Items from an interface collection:

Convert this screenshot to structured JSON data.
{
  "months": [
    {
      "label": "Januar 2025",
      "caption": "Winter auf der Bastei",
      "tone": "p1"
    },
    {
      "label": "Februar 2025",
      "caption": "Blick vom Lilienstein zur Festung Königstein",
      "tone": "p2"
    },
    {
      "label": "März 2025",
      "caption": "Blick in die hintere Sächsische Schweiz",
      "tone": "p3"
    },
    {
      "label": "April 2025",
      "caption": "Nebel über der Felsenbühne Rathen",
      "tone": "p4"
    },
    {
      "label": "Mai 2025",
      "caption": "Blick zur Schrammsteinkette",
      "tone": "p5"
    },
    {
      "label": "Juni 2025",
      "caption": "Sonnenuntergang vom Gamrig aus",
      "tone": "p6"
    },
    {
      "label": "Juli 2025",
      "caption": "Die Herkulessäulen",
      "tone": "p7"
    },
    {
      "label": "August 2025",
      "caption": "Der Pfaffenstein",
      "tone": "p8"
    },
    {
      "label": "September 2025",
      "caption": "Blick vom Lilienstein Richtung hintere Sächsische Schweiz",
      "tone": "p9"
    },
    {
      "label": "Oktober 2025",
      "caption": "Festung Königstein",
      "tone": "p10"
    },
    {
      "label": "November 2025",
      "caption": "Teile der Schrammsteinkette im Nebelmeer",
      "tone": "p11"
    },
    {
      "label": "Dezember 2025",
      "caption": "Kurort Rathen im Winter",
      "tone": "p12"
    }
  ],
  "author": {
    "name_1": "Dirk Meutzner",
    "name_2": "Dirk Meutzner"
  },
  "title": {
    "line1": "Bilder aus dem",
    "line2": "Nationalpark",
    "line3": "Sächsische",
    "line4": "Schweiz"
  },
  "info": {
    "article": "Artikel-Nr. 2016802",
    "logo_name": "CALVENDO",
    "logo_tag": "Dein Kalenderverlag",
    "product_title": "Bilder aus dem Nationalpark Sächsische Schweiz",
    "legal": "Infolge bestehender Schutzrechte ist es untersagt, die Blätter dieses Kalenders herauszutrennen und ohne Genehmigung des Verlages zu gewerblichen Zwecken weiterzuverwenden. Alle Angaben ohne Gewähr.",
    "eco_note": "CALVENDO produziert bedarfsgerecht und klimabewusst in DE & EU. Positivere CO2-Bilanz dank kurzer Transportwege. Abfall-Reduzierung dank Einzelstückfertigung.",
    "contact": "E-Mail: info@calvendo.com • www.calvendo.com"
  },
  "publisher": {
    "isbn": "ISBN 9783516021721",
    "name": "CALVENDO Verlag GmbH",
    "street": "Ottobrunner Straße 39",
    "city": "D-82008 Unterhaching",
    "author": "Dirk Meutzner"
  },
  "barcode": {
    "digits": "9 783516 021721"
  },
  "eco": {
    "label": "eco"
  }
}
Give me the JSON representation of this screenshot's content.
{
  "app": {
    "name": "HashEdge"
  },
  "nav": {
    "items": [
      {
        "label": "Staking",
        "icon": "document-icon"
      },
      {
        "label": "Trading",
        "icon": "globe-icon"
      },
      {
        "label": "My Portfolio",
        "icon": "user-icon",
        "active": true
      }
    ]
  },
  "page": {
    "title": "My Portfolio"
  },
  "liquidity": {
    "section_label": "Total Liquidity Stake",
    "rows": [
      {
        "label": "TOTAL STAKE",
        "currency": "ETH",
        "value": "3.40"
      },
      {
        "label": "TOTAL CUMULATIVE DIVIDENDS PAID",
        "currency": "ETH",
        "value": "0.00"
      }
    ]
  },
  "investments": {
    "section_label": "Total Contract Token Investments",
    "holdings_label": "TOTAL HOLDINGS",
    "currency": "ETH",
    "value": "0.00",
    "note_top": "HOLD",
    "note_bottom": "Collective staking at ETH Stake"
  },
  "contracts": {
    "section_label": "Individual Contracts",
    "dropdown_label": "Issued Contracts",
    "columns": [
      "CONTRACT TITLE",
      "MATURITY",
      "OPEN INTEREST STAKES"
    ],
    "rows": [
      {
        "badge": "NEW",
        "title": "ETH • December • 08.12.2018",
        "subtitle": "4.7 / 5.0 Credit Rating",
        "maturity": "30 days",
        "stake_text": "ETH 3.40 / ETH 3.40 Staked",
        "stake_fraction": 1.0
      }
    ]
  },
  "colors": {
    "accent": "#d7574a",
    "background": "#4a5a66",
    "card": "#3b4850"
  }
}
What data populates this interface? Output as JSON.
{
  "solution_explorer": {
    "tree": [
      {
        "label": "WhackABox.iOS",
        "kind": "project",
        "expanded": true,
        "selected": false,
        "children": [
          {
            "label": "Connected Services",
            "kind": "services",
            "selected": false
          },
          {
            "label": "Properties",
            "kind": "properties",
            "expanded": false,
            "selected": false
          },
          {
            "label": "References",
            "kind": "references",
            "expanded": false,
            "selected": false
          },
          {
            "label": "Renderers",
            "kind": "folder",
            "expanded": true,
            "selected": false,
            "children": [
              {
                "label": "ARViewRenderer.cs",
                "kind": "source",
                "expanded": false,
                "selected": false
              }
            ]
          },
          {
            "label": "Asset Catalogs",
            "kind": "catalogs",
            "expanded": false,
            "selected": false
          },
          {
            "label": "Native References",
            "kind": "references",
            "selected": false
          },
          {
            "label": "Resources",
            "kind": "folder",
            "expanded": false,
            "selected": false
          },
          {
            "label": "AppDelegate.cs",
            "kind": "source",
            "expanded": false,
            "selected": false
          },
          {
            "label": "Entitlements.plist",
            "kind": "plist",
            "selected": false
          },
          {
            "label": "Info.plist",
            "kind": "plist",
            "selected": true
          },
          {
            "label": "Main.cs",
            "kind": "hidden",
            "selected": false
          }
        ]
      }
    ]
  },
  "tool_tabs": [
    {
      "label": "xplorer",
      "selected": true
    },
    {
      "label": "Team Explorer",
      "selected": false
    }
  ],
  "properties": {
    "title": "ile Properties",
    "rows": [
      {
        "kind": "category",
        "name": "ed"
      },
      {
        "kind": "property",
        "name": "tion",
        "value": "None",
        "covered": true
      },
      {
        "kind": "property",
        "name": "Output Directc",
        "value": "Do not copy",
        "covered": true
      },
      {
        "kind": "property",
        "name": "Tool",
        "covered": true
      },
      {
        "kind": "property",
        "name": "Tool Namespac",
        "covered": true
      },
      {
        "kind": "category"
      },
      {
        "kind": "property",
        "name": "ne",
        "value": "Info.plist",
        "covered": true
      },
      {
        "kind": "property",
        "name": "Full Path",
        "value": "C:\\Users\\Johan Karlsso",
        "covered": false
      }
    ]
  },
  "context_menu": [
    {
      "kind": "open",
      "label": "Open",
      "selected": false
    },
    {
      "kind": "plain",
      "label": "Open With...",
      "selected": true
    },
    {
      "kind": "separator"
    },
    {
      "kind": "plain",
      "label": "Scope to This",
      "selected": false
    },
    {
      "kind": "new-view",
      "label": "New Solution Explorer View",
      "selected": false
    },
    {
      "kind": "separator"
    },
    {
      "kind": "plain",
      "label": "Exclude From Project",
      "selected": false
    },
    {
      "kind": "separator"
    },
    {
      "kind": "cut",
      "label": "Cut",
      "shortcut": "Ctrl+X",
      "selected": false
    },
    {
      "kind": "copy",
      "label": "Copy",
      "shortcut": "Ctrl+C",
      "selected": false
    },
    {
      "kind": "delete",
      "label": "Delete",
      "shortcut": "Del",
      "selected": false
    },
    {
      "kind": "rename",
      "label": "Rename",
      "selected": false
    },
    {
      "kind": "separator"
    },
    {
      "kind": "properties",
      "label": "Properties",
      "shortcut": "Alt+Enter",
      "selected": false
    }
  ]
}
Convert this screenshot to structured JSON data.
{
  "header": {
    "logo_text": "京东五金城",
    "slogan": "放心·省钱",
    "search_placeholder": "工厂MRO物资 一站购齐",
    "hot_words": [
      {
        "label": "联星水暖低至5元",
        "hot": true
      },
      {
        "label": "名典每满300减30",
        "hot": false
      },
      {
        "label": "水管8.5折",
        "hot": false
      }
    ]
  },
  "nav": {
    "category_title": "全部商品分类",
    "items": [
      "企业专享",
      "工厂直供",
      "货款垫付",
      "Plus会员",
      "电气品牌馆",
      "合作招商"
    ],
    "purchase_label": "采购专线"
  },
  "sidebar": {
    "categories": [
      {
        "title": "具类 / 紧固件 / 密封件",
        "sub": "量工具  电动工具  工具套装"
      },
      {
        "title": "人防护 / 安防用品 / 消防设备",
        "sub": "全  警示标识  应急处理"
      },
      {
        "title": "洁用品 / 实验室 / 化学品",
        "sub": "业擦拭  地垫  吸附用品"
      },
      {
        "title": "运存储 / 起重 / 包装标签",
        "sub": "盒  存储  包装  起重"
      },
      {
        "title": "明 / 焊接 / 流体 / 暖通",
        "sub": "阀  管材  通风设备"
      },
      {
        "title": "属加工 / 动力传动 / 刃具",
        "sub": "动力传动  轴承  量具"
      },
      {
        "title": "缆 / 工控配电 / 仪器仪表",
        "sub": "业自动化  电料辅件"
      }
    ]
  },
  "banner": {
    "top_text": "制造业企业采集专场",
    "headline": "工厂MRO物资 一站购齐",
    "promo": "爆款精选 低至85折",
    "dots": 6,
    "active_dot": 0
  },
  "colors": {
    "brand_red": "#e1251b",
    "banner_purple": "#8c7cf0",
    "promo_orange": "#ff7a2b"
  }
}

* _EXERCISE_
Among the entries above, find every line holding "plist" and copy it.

* _EXERCISE SOLUTION_
            "label": "Entitlements.plist",
            "kind": "plist",
            "label": "Info.plist",
            "kind": "plist",
        "value": "Info.plist",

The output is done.